Through an agreement on Nov. 22, 2019, Peter A. Feld, Robert G. Card and Jacqueline C. Hinman were appointed to the board. On Jan. 31, AECOM sold the MS business to affiliates of American Securities and Lindsay Goldberg for $2.405 billion and in the first quarter of 2020, it reorganized its operating and reporting structure, resulting in the discontinuation of certain businesses within the former CS segment.
However, just when the strategic activism was finished and the DCS operational activism was beginning, Starboard’s activism hit a snag. On June 12, Feld resigned as a director of the company due to his disagreement with the board in connection with the CEO search process. While Feld was replaced with a Starboard designee — and Starboard still has three directors on the board — they do their best activist work when a principal of Starboard is one of the company directors. Moreover, his resignation is a signal that Starboard’s board representatives were not as persuasive here as they generally are in bringing most of the board to their side.

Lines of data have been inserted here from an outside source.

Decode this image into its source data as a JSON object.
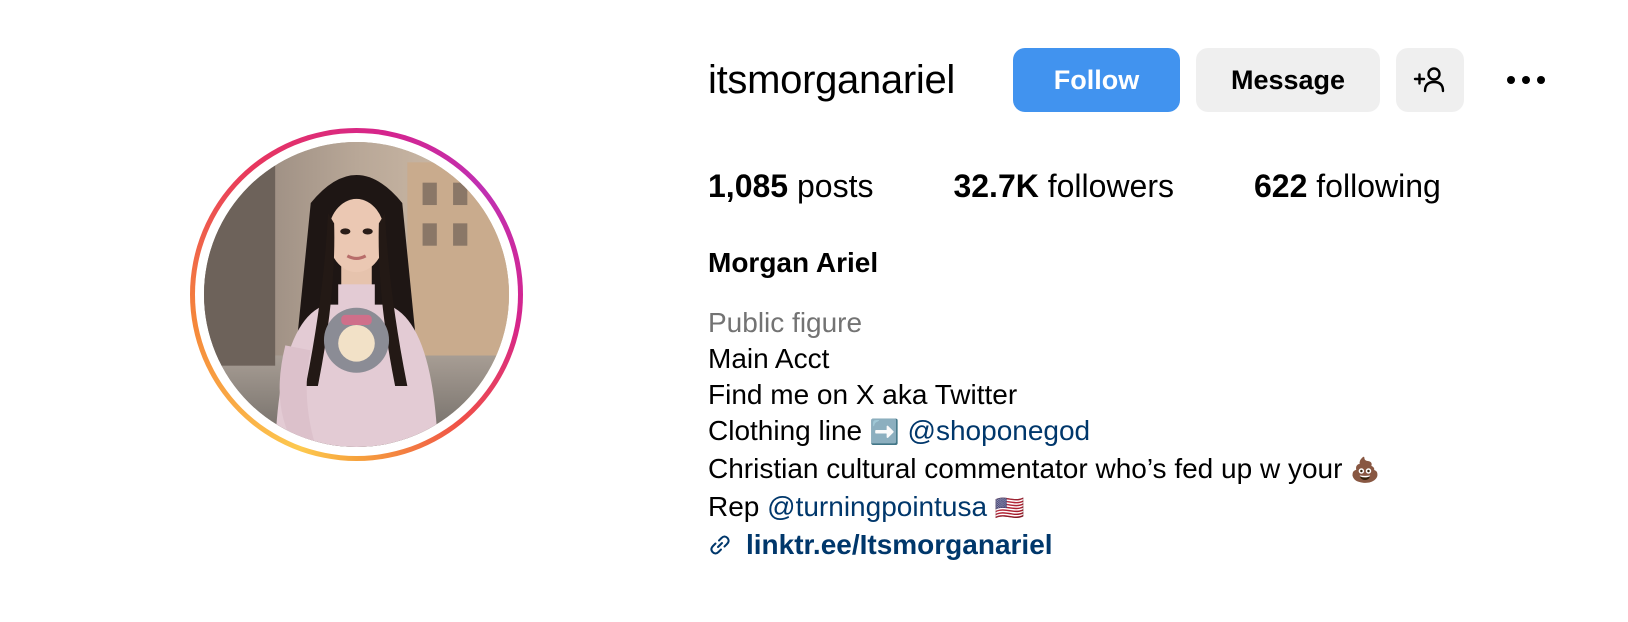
{
  "profile": {
    "username": "itsmorganariel",
    "display_name": "Morgan Ariel",
    "avatar": "profile-photo"
  },
  "actions": {
    "follow_label": "Follow",
    "message_label": "Message",
    "add_user_icon": "add-person-icon",
    "more_icon": "more-options-icon"
  },
  "stats": {
    "posts_count": "1,085",
    "posts_label": " posts",
    "followers_count": "32.7K",
    "followers_label": " followers",
    "following_count": "622",
    "following_label": " following"
  },
  "bio": {
    "category": "Public figure",
    "line1": "Main Acct",
    "line2": "Find me on X aka Twitter",
    "line3_prefix": "Clothing line ",
    "line3_emoji": "➡️",
    "line3_mention": "@shoponegod",
    "line4_text": "Christian cultural commentator who’s fed up w your ",
    "line4_emoji": "💩",
    "line5_prefix": "Rep ",
    "line5_mention": "@turningpointusa",
    "line5_emoji": "🇺🇸",
    "link_text": "linktr.ee/Itsmorganariel",
    "link_icon": "link-icon"
  },
  "colors": {
    "follow_button": "#4193ef",
    "secondary_button": "#efefef",
    "mention": "#00376b",
    "category_text": "#737373"
  }
}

While this has not been a smooth-sailing activist campaign for Starboard, it has not significantly affected their ability to create value. When they first announced their position, the stock was trading at $36.54 per share. Today, it is trading at $51.89, a 42.01% return for Starboard during a time when the S&P500 returned only 22.59%.
Ken Squire is the founder and president of 13D Monitor, an institutional research service on shareholder activism, and the founder and portfolio manager of the 13D Activist Fund, a mutual fund that invests in a portfolio of activist 13D investments.